Protein is quickly becoming one of the most popular nutrients on the modern American menu. The vital macronutrient has transitioned from a simple dietary building block into a buzzword and fad, making it a prime target for food industry marketing strategies. In 2013, 57 percent of consumers increased their protein purchases, according to a recent Food Technology report. Starbucks’ new Doubleshot Coffee & Protein drink is the newest addition to the long line of protein products recently introduced to American consumers. It adds to a list of protein-packed granola bars, shakes, cereals, soups, and even potato chips.

Protein is one of the three basic macronutrients essential for health, growth, and immune function according to the National Institutes of Health. The other two macronutrients are fats and carbohydrates. We need protein to sustain a healthy stamina throughout the day, and Starbucks promises 20 grams (g) of protein with each 8-ounce (oz) serving of its coffee drink.

But, if you try the new drinks, you’ll be getting a lot more than just the protein.

Doubleshot Coffee & Protein contains about the 21g of sugar, 200 calories, and 2.5g of total fat in its vanilla flavor blend. The can is actually 11 oz, but the nutrition label only measures out for 8 oz. The extra 3 oz bring your sugar consumption to nearly 29g of sugar, breaking the recommended daily sugar intake per person. This month, the World Health Organization announced adults and children should limit their sugar calories to 10 percent of their total daily intake. The organization noted, however, that five percent is the ideal amount. That means for the average person, it is best to only consume 25g of sugar, or roughly 6 teaspoons a day.

"None of these sugars are going to do anything for your body," Brooke Alpert, registered dietitian and founder of counseling service B Nutritious, told the NY Daily News. “It’s a total miss. Protein at breakfast is a great way to start the day, but this isn't the answer.”

Protein labels help companies sell products according to demand, which is why consumers may want to be weary of the added ingredients, and sometimes alarming sugar and salt levels found in all different kinds of products you’d never think of.

Sugar aside, it's important to take a closer look at protein and understand how protein fits into your life. Protein forms structural tissue, repairs fibers, builds antibodies, hormones, blood plasma, and ultimately converts protein into muscle, according to a study published in the journal Proceedings of the Nutrition Society. But in order for protein to convert into beautiful biceps, tight abs, and toned calves, you need to exercise — and that is something many people don’t do. More than 50 percent of American actually meet the criteria for the Center for Disease Control and Prevention's (CDC) Physical Activity Guidelines. It’s easy to eat more of a particular food, but it’s not a dietary secret solution to fitness. When protein isn’t used, the body has two options. If you don't consume enough calories that day, cells will convert protein into fuel, but if you consume plenty of calories in addition to protein it'll just store them into your adipose tissue, also known as fat.
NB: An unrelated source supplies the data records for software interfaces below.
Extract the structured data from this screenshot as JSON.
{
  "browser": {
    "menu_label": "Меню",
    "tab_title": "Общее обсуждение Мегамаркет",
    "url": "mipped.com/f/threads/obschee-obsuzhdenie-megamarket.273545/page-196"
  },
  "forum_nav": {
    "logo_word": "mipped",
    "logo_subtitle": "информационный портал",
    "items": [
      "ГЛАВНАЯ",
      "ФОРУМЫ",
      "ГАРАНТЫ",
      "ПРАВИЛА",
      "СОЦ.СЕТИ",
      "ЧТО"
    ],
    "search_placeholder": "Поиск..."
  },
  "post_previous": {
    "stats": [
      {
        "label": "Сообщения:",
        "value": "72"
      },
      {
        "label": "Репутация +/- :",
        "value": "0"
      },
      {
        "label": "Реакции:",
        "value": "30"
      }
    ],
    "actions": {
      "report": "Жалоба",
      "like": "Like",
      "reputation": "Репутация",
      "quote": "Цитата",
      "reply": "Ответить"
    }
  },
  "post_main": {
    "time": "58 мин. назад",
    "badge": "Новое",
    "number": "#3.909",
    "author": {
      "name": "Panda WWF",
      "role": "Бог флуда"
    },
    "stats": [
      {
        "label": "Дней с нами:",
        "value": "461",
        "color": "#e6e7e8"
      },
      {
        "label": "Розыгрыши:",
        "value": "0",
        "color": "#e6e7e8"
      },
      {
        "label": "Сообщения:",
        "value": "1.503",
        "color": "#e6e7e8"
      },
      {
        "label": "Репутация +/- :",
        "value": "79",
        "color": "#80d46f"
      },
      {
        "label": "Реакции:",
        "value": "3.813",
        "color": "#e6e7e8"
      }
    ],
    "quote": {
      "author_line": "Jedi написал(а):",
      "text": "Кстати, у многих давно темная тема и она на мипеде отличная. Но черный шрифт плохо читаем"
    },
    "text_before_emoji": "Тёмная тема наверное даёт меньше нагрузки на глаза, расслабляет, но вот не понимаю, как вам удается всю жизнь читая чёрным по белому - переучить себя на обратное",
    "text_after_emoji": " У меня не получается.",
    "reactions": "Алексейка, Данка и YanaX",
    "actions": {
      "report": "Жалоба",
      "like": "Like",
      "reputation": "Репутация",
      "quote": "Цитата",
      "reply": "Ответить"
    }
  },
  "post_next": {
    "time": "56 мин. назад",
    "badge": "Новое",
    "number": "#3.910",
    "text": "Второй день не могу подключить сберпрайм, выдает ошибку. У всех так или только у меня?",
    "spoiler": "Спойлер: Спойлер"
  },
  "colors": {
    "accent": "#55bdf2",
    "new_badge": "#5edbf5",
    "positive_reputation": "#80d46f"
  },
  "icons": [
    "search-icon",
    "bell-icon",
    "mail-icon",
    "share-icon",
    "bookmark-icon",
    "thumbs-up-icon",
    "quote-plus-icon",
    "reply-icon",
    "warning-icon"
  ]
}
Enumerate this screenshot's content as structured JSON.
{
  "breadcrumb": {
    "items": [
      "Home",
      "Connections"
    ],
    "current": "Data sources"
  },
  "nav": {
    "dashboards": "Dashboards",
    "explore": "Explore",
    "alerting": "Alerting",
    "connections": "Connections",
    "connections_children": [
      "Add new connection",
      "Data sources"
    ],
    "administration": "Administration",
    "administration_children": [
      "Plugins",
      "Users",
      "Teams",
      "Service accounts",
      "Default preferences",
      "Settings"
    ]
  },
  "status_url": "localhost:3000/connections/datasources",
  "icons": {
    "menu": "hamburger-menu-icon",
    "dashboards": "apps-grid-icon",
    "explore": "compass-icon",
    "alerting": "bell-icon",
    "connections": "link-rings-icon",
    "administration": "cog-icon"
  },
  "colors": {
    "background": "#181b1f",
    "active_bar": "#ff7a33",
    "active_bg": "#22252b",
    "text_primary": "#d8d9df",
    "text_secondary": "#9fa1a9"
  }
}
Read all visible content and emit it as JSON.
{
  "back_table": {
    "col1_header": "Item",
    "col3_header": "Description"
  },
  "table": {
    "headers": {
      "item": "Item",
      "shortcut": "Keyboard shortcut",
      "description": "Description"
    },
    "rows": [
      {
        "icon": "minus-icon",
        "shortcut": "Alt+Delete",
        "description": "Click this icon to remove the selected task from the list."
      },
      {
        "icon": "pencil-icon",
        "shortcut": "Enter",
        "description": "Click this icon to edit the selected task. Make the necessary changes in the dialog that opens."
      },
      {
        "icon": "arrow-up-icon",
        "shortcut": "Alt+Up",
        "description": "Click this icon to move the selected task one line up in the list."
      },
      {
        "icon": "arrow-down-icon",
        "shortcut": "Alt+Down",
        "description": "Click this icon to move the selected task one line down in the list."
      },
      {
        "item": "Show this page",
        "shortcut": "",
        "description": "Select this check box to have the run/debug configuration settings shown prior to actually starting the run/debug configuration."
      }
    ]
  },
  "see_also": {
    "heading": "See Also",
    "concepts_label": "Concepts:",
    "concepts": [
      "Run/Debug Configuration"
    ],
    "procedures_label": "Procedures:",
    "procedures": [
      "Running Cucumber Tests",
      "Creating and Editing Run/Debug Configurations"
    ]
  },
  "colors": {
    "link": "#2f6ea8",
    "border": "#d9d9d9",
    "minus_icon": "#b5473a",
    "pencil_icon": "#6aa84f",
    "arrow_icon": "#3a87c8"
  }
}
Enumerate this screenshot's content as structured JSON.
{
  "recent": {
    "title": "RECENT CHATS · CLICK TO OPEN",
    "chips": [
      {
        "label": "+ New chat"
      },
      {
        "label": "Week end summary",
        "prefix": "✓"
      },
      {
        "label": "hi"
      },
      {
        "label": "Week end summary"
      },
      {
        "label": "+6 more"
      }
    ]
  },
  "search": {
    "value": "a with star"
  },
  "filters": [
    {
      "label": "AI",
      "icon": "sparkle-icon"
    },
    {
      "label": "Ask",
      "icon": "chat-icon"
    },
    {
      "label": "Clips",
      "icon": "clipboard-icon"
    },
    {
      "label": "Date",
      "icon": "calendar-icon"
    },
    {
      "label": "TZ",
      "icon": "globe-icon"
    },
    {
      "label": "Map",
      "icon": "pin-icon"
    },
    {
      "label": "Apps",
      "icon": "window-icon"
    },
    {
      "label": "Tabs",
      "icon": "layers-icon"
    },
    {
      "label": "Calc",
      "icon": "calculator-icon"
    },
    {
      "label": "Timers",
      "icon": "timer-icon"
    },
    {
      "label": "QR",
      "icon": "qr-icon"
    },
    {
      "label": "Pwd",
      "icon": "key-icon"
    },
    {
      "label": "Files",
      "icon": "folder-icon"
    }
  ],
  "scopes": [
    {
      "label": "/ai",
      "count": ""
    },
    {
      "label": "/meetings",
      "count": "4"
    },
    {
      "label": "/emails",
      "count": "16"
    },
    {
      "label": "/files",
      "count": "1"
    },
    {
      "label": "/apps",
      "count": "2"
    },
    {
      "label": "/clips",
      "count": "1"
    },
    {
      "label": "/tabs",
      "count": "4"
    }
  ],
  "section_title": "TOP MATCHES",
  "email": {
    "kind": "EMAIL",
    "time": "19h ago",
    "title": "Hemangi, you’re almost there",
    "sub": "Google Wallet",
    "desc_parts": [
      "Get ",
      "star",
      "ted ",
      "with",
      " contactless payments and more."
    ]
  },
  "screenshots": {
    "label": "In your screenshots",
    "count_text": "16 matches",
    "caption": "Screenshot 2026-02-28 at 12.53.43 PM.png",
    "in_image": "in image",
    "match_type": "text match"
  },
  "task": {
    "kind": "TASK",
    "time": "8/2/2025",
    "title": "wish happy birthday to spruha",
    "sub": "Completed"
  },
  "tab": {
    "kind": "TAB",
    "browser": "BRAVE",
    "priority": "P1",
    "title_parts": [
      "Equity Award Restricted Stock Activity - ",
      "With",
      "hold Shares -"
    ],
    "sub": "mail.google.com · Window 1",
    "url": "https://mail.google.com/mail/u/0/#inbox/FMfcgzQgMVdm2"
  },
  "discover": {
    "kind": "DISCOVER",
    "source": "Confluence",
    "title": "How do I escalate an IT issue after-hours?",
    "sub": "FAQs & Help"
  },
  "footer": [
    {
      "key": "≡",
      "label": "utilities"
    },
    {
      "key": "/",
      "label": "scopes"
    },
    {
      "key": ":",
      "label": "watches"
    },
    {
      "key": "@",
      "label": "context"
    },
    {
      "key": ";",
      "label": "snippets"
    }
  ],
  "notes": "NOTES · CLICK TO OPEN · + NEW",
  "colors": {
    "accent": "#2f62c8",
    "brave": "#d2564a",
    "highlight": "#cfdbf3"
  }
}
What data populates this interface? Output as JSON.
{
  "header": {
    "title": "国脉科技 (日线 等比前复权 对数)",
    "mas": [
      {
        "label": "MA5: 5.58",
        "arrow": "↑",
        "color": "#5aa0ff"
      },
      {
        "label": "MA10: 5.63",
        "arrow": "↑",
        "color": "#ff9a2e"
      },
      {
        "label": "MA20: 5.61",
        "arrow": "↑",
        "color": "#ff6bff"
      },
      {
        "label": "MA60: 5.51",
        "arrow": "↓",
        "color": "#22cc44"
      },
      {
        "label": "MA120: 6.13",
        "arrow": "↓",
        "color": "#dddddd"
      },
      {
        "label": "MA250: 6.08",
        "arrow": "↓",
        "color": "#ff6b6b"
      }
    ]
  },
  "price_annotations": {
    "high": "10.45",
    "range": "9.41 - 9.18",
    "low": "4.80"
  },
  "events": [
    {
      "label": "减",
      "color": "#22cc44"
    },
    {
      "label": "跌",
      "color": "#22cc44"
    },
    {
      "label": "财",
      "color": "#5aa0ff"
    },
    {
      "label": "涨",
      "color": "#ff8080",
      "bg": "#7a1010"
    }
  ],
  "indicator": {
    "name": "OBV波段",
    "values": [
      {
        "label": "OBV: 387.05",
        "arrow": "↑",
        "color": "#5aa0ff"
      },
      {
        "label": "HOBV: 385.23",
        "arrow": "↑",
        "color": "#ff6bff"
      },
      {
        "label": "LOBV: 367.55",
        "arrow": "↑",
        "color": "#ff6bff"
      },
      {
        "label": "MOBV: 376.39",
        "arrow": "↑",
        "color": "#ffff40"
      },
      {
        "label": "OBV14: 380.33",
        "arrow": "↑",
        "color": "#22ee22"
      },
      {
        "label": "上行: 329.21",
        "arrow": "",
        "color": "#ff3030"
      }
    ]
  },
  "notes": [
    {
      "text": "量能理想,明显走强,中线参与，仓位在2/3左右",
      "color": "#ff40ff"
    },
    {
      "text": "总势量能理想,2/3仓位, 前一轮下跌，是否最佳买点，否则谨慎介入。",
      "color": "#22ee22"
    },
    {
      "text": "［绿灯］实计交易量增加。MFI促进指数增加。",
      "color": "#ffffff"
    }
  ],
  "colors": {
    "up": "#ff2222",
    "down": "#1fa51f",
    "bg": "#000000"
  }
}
Overeating any type of of macronutrient, regardless whether it's a carbohydrate, fat, or protein, will convert fuel into a counterproductive energy intake, according to Essentials of Exercise Physiology. When an excess of protein couples with too many carbohydrates, like the 34 grams found in Starbucks' new drink, it fills the glycogen reserves, and the unused carbs and proteins convert to fat.

Exercise is the missing puzzle in a lot of people’s lives here in this country, where over two-thirds of Americans are either overweight or obese, according to the CDC. Based on current exercise trends, people grabbing a protein-rich coffee drink from the most popular coffee shop in the country probably aren’t going to a spin class or 10k afterward. Instead they’re likely heading to the office where they’ll sit with a belly full of sugar and wasteful protein.